Work item
Collect every line in the records below that contains the word "title".

Source data
☆ ☆ ☆ ☆ ☆

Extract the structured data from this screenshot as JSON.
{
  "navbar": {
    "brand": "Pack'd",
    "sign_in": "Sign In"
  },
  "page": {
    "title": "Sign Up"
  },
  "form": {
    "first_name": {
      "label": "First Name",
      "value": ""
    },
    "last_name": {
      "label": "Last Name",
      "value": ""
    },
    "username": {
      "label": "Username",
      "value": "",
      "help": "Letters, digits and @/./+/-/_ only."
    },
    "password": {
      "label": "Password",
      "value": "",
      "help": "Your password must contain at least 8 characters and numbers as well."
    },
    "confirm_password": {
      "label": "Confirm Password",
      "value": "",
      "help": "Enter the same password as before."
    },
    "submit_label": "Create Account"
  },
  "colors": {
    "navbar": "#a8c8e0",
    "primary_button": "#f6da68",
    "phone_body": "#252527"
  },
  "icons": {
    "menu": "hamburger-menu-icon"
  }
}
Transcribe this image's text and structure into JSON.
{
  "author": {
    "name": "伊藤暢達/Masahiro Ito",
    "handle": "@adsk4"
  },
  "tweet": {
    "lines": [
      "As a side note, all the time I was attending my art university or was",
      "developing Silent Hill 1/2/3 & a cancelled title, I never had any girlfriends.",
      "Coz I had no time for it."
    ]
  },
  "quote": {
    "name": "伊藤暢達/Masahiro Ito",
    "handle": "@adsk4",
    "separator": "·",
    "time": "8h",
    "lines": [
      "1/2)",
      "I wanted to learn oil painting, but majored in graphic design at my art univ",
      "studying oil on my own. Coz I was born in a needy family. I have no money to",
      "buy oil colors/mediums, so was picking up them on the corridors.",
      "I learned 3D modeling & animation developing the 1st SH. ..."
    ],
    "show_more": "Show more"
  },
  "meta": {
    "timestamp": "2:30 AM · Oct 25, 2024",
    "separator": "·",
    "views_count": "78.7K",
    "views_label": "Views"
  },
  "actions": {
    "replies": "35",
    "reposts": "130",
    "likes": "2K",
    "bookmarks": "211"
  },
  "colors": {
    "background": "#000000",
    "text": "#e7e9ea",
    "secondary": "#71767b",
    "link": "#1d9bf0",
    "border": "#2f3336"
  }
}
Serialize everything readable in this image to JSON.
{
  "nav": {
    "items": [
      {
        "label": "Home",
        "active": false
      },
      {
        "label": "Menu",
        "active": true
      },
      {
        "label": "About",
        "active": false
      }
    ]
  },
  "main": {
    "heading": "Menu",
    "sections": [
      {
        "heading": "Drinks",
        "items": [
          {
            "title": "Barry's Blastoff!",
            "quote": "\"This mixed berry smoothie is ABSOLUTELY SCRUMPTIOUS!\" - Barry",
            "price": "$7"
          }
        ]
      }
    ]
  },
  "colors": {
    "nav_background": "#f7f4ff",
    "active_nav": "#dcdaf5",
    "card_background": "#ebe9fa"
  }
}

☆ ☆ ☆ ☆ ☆

Answer to this problem
    "title": "Sign Up"
      "developing Silent Hill 1/2/3 & a cancelled title, I never had any girlfriends.",
            "title": "Barry's Blastoff!",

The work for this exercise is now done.